So what happens when we start giving these superpowers to those who are already superheroes?
It would be willfully naive to think that neuroprosthetics research ends with these children or those suffering from dementia. If these technologies can augment functions for differently abled populations, they will inevitably one day do the same for neurotypicals.
This is already happening without neuroprosthetics. Students in the US experiment with drugs like ritalin and adderall to improve their academic outcomes, even though the benefits might be an illusion. These prescription medications are meant to help those with ADHD focus—not give their neurotypical peers a study boost.
Though it may be a tiny cognitive advantage—if any at all—it’s one that’s only available to kids who already have the means to purchase the performance enhancers. We already know that socioeconomic factors dominate university admission and long-term economic success, and without the advantages of wealth, a little augmented intelligence helps much less.
It’s a good example of how science and technology can further drive existing inequalities. In theory, anyone might have access to new neurotechnologies. But in reality, those most able to take advantage of them are likely to be the ones who need them the least. Simply being born into poverty and stress robs children of their cognitive potential, whereas having wealthy parents dramatically impacts a child’s outcomes, even working memory.
Imagine these advantages not being subtly embedded in the life experience of well-off Westerners, but being directly for sale—and turned up to 11. Intergenerational social and economic mobility would disappear.
Performance-enhancing devices like these are in our near future. You can think of them like music equalizers. You might already have an app on your phone that allows you to amplify the bass and treble of the songs you listen to. Adjusting the slider controls around doesn’t fundamentally change the song, but it emphasizes different elements, from the clarity of voice in an opera to the big bass drop of dance music.

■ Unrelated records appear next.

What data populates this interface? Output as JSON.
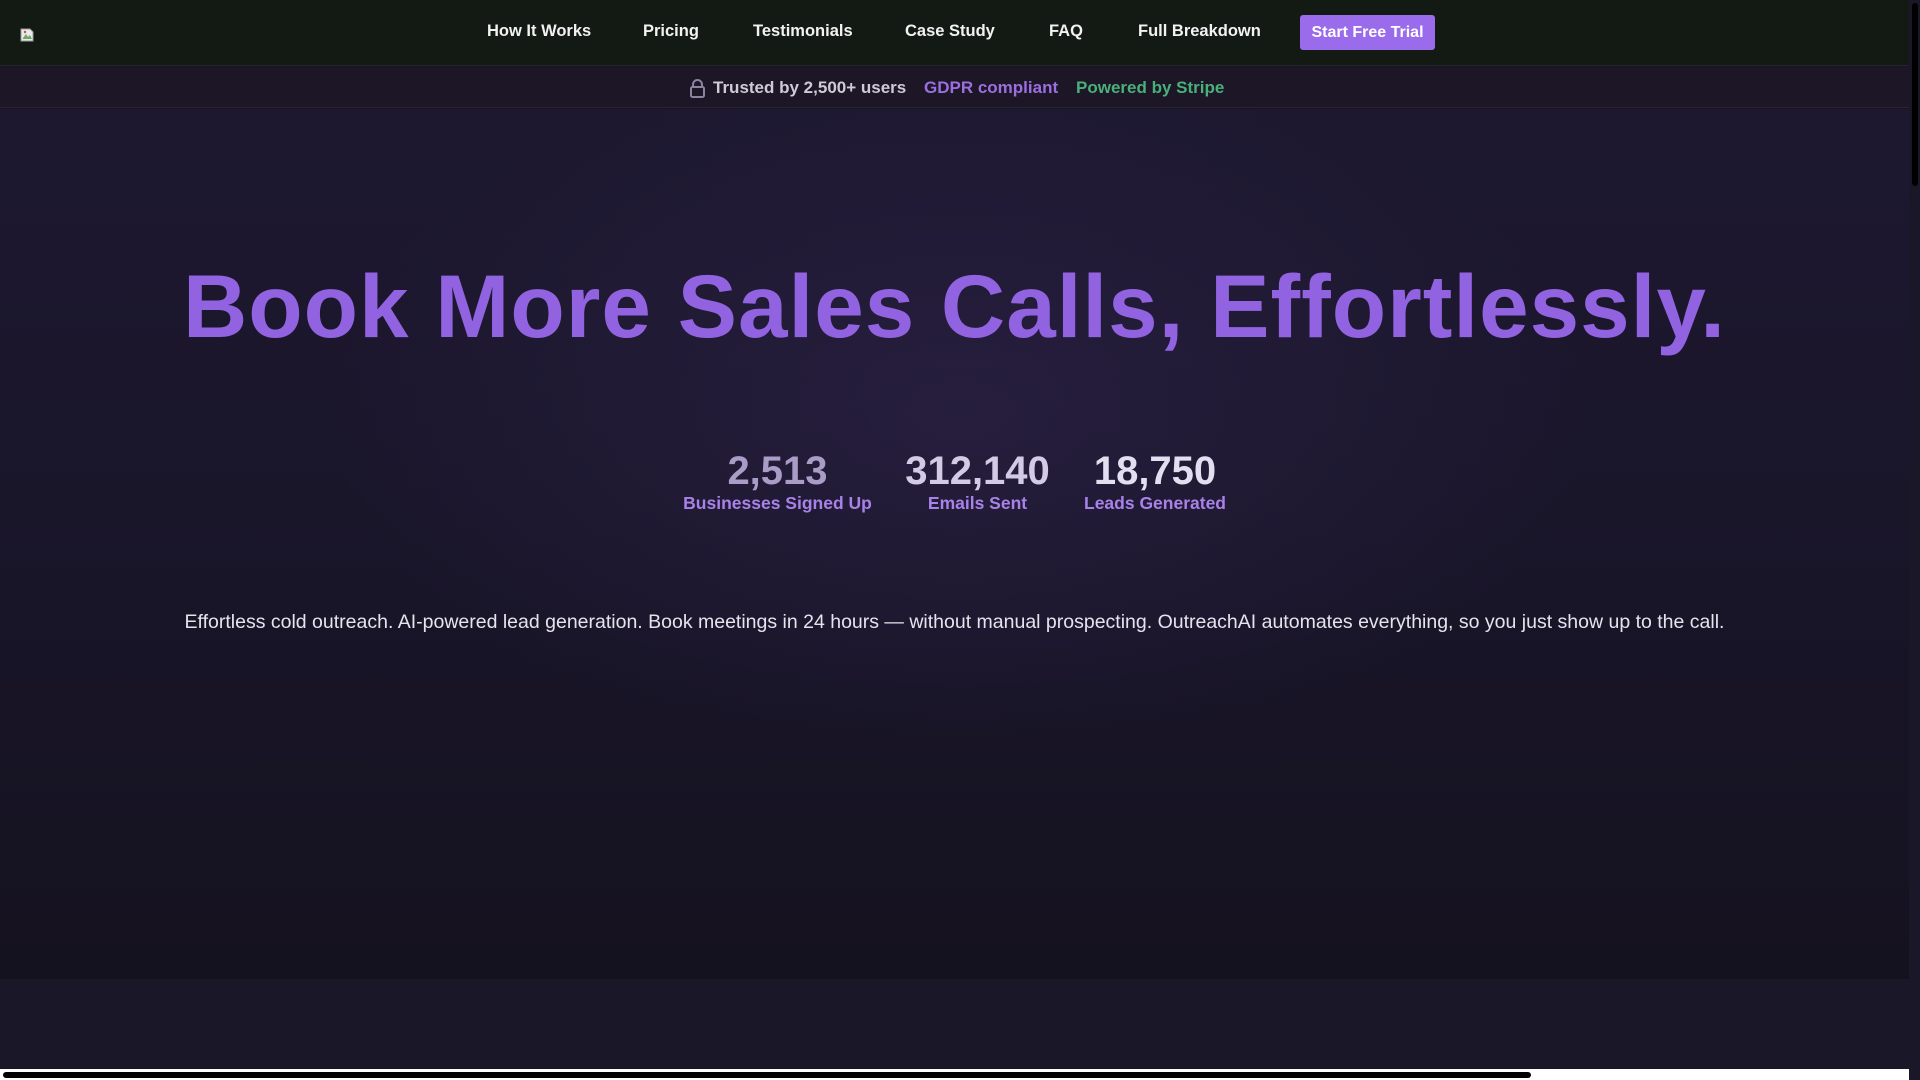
{
  "nav": {
    "links": [
      {
        "label": "How It Works"
      },
      {
        "label": "Pricing"
      },
      {
        "label": "Testimonials"
      },
      {
        "label": "Case Study"
      },
      {
        "label": "FAQ"
      },
      {
        "label": "Full Breakdown"
      }
    ],
    "cta_label": "Start Free Trial"
  },
  "trust": {
    "users": "Trusted by 2,500+ users",
    "gdpr": "GDPR compliant",
    "stripe": "Powered by Stripe"
  },
  "hero": {
    "title": "Book More Sales Calls, Effortlessly.",
    "stats": [
      {
        "value": "2,513",
        "label": "Businesses Signed Up"
      },
      {
        "value": "312,140",
        "label": "Emails Sent"
      },
      {
        "value": "18,750",
        "label": "Leads Generated"
      }
    ],
    "description": "Effortless cold outreach. AI-powered lead generation. Book meetings in 24 hours — without manual prospecting. OutreachAI automates everything, so you just show up to the call."
  },
  "icons": {
    "logo": "broken-image-icon",
    "trust_lock": "lock-icon"
  },
  "colors": {
    "accent": "#9a6bea",
    "title": "#9263e0",
    "gdpr": "#9b6fe0",
    "stripe": "#49b07a",
    "nav_bg": "#131a13"
  }
}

Now imagine the app equalizes you. Instead of adjusting the power at different sound frequencies, sliding a controller on this app boosts your attention or dampens your creativity. Add in a boost for memory and you are ready to cram for an exam. Hit the “Date Night” preset to stimulate emotion and focus while dampening cognition. (If there’s a bad romantic comedy in your near future, why be too smart to enjoy it?) These abilities could become a sweet 16 gift from hyper-competitive parents, or bought in Silicon Valley strip malls as performance-enhancing pick-me-ups.
Where do we draw the line between boosting human potential and eroding our humanity? Any system I build follows my most important technology design rule: You should not only be better when you’re using it, you should be better when you turn it off. Neuroprosthetics shouldn’t replace what we can do for ourselves—they should augment who we aspire to be.
I don’t want to “cure” someone of themselves. Especially not my son. I want them to be able to share that self with the world.
Kurt Vonnegut’s short story Harrison Bergeron imagined a planet in which prosthetic handicaps make us all equal by removing advantage. While a standardized world may seem utopic, it is equally possible that we’d lose our rich differences through over-augmentation as well. If we assume there is only one kind of strength, one kind of beauty, or one kind of intelligence, then we might super-normalize away the rich difference of human existence.
It’s seductively easy to imagine a world in which we’re a little smarter or a bit more creative, in which our kids have the latest advantage. But augmentation could also become a tool to entrench inequality even more firmly.
These technologies can and should be used to give people with disabilities—the non-neurotypical—the ability to exist and thrive in a neurotypical world. But what happens once everyone has a superpower in their back pocket?
What happens when we all want to become superhuman?